WORK ORDER:
What is the number of lines below that hold "Админ"? Answer with that number only.

Data about app and page elements:
--------------------

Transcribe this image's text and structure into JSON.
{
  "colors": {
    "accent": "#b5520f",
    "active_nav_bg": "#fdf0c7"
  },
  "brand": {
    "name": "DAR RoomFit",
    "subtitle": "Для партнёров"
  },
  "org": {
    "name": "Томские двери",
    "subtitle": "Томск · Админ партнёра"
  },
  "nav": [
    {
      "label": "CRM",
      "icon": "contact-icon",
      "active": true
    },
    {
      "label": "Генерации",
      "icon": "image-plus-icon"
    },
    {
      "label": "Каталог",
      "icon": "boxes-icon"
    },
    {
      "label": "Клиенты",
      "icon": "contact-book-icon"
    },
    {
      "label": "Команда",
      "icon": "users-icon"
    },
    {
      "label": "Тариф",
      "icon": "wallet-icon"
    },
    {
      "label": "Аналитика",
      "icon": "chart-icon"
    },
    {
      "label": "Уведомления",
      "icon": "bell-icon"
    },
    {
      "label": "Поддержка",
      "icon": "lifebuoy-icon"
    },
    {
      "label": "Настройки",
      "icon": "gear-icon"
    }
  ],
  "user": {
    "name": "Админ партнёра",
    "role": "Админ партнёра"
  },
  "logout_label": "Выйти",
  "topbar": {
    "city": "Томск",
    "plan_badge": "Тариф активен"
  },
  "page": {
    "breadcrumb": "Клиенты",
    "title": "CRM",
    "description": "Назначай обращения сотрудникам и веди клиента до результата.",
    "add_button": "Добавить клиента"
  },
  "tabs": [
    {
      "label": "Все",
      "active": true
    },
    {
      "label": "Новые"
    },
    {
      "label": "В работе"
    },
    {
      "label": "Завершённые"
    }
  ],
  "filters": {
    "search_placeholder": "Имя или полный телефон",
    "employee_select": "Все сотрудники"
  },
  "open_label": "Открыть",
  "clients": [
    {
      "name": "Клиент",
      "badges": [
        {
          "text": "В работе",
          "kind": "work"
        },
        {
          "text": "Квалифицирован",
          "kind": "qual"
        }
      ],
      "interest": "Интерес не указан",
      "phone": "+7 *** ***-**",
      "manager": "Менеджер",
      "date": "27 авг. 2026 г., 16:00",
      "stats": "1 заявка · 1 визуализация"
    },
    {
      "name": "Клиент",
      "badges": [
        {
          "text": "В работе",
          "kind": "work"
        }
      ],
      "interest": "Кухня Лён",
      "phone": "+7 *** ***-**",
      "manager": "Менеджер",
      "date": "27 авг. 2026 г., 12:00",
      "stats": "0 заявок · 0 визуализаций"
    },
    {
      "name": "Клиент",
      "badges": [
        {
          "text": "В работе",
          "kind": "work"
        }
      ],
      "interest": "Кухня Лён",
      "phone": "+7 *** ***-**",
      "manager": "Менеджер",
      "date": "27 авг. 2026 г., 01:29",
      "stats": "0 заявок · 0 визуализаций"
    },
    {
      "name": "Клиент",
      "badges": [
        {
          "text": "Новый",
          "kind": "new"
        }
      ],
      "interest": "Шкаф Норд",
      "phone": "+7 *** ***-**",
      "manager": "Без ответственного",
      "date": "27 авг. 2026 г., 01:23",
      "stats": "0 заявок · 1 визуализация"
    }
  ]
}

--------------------

EXERCISE RESPONSE:
3